The new portal will allow users to see which Russian accounts they followed between January 2015 and August 2017, Facebook announced Wednesday. The company said it will be available for use through its “Help Center” by the end of the year.
"It is important that people understand how foreign actors tried to sow division and mistrust using Facebook before and after the 2016 US election," Facebook said in a blog post.
"That’s why as we have discovered information, we have continually come forward to share it publicly and have provided it to congressional investigators. And it’s also why we’re building the tool we are announcing today.”
But the tool will only show if users "followed" the pages, not if they only saw or “liked” posts that were originally posted on them, Facebook said.
The portal will specifically show accounts associated with the Russian Internet Research Agency that attempted to propagate polarizing views on divisive social and political issues with posts and advertisements based on race, religion, immigration, gun rights, as well as LGBT rights.
“This is an important step,” Facebook COO Sheryl Sandberg said in a post. “We have a responsibility to share the information we’ve found about foreign interference on our platforms – and we’re committed to help prevent it from happening again.”
In September, Facebook said the operation likely spent $100,000 on thousands of those ads for a two-year period that ended in May.
About one-third of the U.S. population — an estimated 126 million Americans — were exposed to Russian-linked content on Facebook during the 2016 campaign, according to company officials.
Facebook, Google and Twitter were slammed by lawmakers earlier this month and acknowledged that they failed to prevent Russia from spreading propaganda on their platforms in a coordinated effort to influence the 2016 presidential election.
At those hearings, Sen. Dianne Feinstein, D-Calif., told tech company officials "You bear this responsibility. You've created these platforms. And now they are being misused. And you have to be the ones to do something about it. Or we will."
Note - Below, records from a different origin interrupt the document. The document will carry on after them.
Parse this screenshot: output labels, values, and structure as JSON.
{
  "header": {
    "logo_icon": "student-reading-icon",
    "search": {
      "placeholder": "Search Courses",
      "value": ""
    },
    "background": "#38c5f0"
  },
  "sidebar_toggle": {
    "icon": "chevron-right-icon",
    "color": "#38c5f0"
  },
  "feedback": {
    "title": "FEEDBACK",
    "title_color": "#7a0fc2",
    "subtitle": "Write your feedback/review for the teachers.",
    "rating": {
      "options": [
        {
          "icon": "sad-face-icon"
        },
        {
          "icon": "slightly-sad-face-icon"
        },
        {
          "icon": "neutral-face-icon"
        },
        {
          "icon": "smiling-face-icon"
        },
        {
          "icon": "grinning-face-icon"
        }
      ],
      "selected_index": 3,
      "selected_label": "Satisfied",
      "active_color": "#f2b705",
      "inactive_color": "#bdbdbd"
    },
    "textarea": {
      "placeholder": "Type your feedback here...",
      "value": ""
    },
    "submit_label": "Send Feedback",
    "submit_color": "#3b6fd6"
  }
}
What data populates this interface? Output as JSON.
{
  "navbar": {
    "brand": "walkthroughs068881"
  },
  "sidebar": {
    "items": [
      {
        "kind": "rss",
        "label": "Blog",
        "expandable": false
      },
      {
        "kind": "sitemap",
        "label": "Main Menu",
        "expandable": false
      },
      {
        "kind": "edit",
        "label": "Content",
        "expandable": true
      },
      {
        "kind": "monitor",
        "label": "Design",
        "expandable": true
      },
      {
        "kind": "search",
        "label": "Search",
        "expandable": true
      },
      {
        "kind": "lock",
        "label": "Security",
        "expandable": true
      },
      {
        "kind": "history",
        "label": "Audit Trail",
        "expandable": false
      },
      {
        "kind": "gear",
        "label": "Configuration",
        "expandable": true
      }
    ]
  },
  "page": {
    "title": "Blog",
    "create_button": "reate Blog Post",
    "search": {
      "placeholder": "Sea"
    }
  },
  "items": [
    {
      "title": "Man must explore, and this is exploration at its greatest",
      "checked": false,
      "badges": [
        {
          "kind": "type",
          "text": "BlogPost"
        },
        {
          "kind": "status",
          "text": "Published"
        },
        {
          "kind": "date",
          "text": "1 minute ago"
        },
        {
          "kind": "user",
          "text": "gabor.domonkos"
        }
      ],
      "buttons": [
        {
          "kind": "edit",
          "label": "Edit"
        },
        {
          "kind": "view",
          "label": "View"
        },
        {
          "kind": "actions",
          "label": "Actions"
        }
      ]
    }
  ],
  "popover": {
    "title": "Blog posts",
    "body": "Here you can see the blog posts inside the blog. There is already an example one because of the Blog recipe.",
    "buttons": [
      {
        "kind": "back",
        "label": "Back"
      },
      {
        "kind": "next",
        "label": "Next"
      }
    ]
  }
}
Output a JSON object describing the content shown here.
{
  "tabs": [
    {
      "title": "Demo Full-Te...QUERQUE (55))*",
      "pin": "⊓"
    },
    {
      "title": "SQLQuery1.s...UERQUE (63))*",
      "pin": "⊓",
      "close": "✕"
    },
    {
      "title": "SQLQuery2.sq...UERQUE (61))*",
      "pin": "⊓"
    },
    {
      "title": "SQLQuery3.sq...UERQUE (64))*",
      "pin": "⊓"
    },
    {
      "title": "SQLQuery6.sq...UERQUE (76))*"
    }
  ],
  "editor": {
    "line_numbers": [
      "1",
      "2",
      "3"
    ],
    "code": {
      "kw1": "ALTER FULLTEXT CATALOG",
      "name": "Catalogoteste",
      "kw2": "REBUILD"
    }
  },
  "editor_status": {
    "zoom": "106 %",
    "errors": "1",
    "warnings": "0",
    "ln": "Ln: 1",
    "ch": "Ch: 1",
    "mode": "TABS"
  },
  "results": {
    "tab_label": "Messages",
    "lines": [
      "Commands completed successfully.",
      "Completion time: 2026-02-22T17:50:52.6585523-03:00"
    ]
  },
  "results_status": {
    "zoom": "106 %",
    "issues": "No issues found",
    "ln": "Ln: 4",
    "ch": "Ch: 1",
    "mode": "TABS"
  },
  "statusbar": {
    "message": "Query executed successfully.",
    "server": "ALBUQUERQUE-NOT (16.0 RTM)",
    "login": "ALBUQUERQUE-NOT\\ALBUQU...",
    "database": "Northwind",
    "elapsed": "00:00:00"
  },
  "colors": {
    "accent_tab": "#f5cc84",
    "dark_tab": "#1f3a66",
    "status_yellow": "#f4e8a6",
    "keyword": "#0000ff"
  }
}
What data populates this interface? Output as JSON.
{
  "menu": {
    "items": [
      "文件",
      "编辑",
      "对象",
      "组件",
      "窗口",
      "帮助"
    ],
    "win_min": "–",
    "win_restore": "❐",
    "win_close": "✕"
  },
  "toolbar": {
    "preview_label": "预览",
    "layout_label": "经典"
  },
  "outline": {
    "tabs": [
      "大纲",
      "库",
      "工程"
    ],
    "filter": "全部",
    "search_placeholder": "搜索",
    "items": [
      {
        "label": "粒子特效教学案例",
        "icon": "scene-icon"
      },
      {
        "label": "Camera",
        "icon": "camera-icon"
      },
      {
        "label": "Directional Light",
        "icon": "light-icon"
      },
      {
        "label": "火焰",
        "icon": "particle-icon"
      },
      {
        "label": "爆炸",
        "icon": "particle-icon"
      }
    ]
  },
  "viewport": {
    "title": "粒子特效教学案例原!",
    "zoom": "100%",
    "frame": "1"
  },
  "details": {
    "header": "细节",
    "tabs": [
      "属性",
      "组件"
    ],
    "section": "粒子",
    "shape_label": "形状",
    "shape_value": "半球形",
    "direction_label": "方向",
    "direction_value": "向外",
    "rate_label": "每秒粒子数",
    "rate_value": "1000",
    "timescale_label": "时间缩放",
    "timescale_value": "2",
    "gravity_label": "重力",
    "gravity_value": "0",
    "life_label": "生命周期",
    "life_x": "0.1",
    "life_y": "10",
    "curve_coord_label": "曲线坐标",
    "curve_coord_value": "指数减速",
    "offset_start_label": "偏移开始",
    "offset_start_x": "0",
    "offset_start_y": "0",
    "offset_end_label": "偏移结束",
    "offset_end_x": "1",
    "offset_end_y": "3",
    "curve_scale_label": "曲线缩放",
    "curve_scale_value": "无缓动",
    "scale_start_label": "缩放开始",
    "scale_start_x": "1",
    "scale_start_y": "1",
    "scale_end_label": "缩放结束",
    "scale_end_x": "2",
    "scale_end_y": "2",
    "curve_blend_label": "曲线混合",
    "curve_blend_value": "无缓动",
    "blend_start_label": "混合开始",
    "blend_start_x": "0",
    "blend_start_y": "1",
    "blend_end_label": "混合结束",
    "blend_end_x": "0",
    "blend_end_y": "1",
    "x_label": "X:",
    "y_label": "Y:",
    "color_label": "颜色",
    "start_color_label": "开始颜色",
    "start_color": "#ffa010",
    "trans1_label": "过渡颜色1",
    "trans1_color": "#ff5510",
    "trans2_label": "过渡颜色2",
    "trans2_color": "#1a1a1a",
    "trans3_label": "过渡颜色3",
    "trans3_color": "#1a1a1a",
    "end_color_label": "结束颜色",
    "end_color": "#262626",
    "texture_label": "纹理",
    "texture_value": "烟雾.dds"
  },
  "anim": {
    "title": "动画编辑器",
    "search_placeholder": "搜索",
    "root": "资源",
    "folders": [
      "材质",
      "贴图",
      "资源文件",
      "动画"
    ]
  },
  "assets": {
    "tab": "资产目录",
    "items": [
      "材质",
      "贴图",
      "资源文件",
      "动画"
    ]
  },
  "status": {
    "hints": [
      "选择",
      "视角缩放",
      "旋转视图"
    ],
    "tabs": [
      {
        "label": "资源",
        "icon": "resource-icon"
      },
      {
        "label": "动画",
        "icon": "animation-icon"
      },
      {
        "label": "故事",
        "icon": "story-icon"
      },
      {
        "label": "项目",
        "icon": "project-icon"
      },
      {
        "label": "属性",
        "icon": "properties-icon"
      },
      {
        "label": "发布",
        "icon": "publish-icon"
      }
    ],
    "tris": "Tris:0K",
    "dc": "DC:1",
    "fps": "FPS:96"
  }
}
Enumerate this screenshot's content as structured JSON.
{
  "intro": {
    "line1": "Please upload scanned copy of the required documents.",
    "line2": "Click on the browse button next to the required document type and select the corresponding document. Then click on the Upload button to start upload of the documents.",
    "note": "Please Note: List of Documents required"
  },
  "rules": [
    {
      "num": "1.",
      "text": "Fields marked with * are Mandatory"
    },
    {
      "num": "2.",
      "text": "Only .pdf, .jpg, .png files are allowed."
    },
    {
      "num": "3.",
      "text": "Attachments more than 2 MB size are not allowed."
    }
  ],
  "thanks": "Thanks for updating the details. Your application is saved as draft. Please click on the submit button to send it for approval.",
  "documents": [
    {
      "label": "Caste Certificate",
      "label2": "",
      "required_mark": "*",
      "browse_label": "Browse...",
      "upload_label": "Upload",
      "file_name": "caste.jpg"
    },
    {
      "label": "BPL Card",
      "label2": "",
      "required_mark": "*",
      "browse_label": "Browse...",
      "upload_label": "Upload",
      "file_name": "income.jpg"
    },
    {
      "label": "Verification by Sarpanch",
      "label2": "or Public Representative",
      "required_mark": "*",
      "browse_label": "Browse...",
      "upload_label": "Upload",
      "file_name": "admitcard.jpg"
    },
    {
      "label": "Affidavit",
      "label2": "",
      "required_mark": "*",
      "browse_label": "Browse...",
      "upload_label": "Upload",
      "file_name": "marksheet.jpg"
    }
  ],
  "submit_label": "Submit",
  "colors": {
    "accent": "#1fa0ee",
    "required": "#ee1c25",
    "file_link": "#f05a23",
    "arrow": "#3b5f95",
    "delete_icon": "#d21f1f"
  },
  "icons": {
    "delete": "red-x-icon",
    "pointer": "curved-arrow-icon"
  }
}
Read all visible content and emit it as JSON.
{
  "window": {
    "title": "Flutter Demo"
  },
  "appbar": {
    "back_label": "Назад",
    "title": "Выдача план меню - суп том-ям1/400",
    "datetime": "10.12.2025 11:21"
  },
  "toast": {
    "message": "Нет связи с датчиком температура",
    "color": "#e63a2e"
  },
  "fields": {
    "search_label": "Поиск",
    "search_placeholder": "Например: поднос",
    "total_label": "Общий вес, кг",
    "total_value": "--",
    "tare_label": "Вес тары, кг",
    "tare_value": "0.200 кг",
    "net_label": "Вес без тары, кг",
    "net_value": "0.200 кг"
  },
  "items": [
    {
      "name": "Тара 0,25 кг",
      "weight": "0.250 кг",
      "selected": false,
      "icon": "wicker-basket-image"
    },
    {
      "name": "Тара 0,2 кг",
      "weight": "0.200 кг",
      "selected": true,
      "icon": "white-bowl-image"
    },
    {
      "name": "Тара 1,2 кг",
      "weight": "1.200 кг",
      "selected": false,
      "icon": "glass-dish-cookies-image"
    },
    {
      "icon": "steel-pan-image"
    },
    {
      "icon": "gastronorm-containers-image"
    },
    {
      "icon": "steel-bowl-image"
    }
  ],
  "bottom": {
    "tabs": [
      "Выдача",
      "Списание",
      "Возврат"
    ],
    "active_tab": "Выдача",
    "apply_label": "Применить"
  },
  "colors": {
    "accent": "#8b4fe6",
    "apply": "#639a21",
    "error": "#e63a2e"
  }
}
Rep. Adam Schiff, D-California, said the new portal was a "very positive step" in a statement. But he said he's still looking for more information about Russia’s efforts, including a joint report by the companies “on how Russia used these platforms to sow discord and influence the election.”